WORK TASK: Gather every line below where "screenshot" appears.

────────────────────

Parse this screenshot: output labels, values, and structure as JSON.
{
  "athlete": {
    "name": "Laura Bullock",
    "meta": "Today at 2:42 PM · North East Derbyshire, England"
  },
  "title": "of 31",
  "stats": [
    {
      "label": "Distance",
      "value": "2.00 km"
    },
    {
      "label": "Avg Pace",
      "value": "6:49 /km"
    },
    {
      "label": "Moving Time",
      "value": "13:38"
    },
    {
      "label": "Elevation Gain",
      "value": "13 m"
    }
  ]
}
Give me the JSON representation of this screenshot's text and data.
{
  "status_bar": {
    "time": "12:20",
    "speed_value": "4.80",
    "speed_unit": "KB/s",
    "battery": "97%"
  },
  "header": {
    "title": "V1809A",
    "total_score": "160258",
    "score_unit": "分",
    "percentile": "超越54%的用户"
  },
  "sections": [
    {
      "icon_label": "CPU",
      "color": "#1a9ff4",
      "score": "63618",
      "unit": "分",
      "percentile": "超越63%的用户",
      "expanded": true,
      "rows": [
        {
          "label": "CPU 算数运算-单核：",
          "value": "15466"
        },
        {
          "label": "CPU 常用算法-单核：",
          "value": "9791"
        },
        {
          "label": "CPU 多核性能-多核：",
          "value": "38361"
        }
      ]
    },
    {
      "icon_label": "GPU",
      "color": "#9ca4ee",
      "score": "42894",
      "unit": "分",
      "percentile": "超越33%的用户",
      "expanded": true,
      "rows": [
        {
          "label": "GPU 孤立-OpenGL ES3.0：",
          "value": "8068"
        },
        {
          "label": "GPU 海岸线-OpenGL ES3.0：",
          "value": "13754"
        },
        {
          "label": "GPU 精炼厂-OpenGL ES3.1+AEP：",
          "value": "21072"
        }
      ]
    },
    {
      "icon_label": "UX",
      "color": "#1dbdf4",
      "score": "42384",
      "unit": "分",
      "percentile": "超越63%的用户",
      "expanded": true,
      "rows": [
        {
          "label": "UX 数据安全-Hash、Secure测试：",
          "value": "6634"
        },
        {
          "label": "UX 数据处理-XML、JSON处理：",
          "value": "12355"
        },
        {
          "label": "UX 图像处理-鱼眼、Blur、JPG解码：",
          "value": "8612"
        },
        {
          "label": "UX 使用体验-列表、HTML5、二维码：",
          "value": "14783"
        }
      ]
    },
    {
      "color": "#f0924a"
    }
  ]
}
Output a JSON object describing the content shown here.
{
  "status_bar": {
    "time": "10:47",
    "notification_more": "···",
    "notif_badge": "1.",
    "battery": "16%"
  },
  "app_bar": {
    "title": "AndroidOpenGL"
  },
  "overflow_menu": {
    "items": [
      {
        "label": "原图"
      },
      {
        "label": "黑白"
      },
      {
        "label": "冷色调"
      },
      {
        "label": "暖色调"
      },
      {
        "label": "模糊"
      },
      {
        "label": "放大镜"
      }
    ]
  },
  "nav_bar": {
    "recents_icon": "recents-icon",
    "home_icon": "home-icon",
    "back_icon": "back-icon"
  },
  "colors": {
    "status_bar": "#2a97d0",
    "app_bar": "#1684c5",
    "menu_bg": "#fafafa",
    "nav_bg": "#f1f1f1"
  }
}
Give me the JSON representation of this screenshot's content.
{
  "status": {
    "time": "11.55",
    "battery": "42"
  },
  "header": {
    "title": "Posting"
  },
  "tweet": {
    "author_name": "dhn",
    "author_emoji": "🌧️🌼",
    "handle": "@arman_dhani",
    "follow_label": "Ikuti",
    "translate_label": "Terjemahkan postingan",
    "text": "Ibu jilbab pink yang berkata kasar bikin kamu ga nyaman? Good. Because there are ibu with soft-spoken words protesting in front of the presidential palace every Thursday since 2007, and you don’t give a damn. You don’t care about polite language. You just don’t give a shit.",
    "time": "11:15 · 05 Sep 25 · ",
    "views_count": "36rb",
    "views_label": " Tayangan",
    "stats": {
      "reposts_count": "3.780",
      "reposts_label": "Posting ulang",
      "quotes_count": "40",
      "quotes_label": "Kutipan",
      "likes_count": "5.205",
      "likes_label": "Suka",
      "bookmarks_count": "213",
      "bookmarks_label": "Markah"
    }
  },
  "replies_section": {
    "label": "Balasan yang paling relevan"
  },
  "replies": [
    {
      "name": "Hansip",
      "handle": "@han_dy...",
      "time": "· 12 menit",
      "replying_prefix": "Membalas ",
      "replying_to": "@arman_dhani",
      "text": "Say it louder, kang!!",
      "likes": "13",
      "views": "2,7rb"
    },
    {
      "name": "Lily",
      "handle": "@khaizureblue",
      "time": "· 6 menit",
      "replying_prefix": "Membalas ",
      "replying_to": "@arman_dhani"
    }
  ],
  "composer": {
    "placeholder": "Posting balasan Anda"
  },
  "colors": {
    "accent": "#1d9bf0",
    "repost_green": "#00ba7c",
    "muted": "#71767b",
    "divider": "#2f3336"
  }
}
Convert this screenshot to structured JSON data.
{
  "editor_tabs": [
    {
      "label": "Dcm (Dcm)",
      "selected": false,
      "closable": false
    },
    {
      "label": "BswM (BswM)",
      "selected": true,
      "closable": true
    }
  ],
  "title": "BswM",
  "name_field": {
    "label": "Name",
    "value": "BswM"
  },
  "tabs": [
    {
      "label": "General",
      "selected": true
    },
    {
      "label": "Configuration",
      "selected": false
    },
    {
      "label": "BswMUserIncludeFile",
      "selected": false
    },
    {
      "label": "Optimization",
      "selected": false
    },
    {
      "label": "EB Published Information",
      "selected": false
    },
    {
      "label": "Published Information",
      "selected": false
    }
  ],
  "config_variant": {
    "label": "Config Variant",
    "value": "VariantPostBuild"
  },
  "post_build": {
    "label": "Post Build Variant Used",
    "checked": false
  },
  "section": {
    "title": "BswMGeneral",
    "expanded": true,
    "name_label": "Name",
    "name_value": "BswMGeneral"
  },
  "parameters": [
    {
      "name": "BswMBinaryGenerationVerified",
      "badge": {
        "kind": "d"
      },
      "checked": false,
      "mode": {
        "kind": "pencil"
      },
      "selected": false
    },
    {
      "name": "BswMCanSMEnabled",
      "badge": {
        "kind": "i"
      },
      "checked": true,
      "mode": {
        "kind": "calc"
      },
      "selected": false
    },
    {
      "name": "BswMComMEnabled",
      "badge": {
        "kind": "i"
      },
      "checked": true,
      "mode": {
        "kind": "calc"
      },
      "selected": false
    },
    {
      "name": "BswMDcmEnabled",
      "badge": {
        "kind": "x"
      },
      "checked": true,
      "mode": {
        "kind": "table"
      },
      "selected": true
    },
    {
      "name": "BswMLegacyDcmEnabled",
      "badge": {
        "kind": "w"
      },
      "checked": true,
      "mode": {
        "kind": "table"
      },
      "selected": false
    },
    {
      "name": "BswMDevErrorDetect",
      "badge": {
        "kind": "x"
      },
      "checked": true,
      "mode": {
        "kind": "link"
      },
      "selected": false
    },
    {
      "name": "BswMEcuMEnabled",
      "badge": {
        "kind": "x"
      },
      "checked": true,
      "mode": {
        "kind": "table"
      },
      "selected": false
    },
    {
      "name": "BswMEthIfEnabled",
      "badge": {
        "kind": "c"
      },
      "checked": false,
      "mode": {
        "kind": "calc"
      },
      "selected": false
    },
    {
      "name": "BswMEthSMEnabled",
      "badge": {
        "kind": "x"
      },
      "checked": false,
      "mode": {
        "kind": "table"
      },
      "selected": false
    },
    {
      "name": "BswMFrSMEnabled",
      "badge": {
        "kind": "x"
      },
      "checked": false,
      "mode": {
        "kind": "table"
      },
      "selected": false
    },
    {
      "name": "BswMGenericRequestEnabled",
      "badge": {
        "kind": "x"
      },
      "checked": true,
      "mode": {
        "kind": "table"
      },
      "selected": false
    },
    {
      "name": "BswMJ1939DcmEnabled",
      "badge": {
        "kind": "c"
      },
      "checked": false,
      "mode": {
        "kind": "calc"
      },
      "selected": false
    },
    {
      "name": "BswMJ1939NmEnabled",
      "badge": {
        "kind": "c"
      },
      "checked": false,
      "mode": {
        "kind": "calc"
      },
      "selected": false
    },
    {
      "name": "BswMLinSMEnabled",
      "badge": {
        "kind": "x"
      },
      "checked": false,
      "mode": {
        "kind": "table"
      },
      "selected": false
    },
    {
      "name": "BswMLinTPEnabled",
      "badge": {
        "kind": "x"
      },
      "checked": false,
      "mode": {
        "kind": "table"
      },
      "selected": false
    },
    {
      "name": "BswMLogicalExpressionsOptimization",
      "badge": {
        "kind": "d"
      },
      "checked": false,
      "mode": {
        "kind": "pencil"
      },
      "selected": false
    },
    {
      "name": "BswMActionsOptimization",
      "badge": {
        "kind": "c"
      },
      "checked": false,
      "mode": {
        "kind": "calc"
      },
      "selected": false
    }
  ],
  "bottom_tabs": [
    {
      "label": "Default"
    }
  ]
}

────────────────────

RESPONSE TO THE EXERCISE:
Parse this screenshot: output labels, values, and structure as JSON.
Give me the JSON representation of this screenshot's text and data.
Give me the JSON representation of this screenshot's content.
Convert this screenshot to structured JSON data.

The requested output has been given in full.